Part of the proceeds from the sale of Murfreesboro Electric Department could fund a new foundation to serve community needs, in addition to providing for capital projects, according to recent City Council discussions.
The council met last Wednesday and discussed options for using the proceeds from its sale of MED. According to council documents, Middle Tennessee Electric Membership Corp. (MTE) made a down payment of about $40 million and will make annual payments for 15 years in the amount of about $17.3 million.
During the discussions, council member Rick LaLance suggested splitting the proceeds into three parts: capital projects, a community foundation outside of the council’s control and a trust fund that the council could spend only if allowed by referendum.
City Manager Craig Tindall suggested it may be easier to create a special city fund with restrictions rather than a trust fund.
Tindall provided council members with a draft financial model laying out scenarios for using the funds for capital improvement projects and debt service.
After the meeting, LaLance told the Murfreesboro Post that before MED was sold, the city received about $3 million a year in payments from the utility as payments in lieu of taxes. Because of the structure of the MED sale and MTE’s payments, that asset will turn into annual income of between $10 million to $12 million to the city. He said that could help offset the need for a future tax increase.
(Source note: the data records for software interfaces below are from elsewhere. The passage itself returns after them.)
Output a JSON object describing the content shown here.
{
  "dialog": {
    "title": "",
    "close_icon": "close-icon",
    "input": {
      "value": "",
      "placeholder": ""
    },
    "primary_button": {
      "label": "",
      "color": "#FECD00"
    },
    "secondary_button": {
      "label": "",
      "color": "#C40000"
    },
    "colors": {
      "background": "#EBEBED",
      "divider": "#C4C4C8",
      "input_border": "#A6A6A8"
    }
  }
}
The council directed Tindall and city staff to study the proposals. Tindall said it would take a number of months due to the complexity. Council member Ronnie Martin said he did not want staff to feel rushed because of the complex nature of the proposals. Also, the Tennessee comptroller of the treasury will have to be involved, Tindall said.
Martin told the Post that the proceeds work out to roughly $40 million in cash and a $202 million promissory note which with interest would be about $242 million to $245 million. MED’s cash on hand was a little lower than expected.
Martin said during the meeting and later mentioned to the Post that he opposed the sale of MED and that he never envisioned using the funds for capital projects. He said he wants the money to be protected for the long term.
With the city having a long wish list for capital projects, one must ask whether the city has unrealistic wants or whether it should have raised property taxes years ago and missed that opportunity to fund such projects. He said a foundation outside the council’s control may be better than a restricted city account.
“I’m uncomfortable solving problems with money we will never have again,” Martin said.
In other news, Mayor Shane McFarland on Wednesday said that a city-county emergency services meeting was postponed because some firefighters tested positive for COVID-19. The meeting was to have been on Sept. 17, but may happen Thursday, Sept. 24 at 9 a.m. at the Murfreesboro Police Department.
Editor’s Note: Draft documents that council members studied in planning how to spend MED proceeds are posted with the online version of this story at murfreesboropost.com.